◆ Required action
In the data below, find each line that contains the word "알아보기" and copy it.

◆ Data supplied
-=-=-=-=-

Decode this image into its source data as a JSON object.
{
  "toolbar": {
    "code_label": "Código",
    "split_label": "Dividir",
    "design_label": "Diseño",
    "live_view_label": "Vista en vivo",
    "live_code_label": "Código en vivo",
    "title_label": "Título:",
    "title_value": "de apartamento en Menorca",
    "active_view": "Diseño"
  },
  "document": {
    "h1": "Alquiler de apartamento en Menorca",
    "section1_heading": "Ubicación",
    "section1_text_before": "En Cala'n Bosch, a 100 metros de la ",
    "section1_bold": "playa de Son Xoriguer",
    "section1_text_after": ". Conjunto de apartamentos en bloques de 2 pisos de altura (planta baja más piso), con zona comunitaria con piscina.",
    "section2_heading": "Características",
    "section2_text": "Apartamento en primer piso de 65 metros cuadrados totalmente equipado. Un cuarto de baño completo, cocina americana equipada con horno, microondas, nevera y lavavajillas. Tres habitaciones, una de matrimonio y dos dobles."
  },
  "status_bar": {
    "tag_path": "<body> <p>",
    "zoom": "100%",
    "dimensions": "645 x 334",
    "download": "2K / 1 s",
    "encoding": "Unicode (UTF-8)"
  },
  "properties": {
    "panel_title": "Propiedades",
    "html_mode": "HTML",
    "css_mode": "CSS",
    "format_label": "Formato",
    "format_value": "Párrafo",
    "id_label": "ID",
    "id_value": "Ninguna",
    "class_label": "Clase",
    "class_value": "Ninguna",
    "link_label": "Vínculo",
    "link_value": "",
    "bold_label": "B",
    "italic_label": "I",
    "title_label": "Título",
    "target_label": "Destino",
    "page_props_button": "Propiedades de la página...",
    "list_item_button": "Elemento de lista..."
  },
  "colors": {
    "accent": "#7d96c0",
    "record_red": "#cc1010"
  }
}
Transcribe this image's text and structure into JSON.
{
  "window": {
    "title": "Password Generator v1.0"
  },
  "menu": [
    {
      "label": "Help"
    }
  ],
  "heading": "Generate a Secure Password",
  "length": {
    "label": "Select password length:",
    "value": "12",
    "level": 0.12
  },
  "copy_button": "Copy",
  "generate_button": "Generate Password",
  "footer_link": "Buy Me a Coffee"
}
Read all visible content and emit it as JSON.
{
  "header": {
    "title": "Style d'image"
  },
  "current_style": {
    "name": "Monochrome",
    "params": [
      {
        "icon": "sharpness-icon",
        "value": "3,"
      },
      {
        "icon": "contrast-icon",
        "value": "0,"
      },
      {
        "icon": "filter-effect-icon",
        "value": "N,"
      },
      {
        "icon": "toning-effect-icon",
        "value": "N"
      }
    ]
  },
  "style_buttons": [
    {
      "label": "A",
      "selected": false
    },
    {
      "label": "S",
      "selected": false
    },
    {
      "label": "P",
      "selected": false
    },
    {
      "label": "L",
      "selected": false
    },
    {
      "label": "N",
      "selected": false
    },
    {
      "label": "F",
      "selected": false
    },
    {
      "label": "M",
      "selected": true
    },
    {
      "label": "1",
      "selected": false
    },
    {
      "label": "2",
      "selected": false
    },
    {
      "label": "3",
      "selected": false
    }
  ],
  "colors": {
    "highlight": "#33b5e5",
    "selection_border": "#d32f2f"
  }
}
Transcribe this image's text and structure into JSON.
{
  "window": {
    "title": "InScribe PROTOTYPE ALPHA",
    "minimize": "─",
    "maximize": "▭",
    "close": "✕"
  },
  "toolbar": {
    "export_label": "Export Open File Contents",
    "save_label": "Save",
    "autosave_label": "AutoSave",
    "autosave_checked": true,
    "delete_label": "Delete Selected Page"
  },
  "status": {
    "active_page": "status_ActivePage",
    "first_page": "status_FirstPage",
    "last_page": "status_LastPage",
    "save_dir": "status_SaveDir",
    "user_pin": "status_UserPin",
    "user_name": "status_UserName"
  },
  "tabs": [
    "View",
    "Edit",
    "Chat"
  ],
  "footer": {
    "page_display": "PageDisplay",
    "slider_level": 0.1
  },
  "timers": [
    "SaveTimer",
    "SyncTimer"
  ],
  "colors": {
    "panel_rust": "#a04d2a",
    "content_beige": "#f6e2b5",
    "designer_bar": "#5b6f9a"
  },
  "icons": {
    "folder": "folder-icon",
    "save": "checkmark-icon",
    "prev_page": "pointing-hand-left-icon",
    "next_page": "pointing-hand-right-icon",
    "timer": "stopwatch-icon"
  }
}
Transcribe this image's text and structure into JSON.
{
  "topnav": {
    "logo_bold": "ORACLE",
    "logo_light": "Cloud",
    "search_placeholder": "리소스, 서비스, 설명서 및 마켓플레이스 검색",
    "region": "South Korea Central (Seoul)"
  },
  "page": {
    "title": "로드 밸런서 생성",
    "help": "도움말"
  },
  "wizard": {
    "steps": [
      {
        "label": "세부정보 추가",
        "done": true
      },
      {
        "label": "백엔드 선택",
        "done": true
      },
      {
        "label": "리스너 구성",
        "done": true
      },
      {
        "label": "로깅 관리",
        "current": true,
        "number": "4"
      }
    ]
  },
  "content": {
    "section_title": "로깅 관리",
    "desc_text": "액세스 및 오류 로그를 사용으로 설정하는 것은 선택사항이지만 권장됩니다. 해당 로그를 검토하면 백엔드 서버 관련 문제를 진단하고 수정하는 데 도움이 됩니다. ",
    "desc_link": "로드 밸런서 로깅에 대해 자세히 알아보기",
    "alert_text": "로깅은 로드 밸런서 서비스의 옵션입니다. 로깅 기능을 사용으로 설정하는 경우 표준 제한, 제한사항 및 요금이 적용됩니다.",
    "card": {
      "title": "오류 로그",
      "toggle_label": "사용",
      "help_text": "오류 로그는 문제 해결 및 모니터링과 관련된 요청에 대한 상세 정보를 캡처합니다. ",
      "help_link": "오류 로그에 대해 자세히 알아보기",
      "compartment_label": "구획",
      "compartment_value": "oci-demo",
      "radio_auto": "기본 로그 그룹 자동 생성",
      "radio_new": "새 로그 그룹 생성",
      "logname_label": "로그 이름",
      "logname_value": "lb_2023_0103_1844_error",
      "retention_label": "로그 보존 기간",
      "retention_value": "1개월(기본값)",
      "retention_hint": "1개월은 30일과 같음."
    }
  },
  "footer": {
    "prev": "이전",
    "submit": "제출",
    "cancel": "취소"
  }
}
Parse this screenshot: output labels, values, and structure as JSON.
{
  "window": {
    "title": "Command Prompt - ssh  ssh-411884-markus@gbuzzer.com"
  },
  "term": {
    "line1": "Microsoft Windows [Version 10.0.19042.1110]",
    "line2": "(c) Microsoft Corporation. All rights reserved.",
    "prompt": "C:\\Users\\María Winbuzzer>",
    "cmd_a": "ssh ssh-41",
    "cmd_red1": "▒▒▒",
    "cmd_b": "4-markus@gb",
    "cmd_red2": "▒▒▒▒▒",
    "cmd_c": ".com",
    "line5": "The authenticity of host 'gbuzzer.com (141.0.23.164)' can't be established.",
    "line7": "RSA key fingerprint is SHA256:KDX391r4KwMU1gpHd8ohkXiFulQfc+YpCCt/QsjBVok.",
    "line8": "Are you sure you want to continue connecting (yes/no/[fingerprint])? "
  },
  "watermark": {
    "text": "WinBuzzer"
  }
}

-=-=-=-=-

◆ Answer to this task
    "desc_link": "로드 밸런서 로깅에 대해 자세히 알아보기",
      "help_link": "오류 로그에 대해 자세히 알아보기",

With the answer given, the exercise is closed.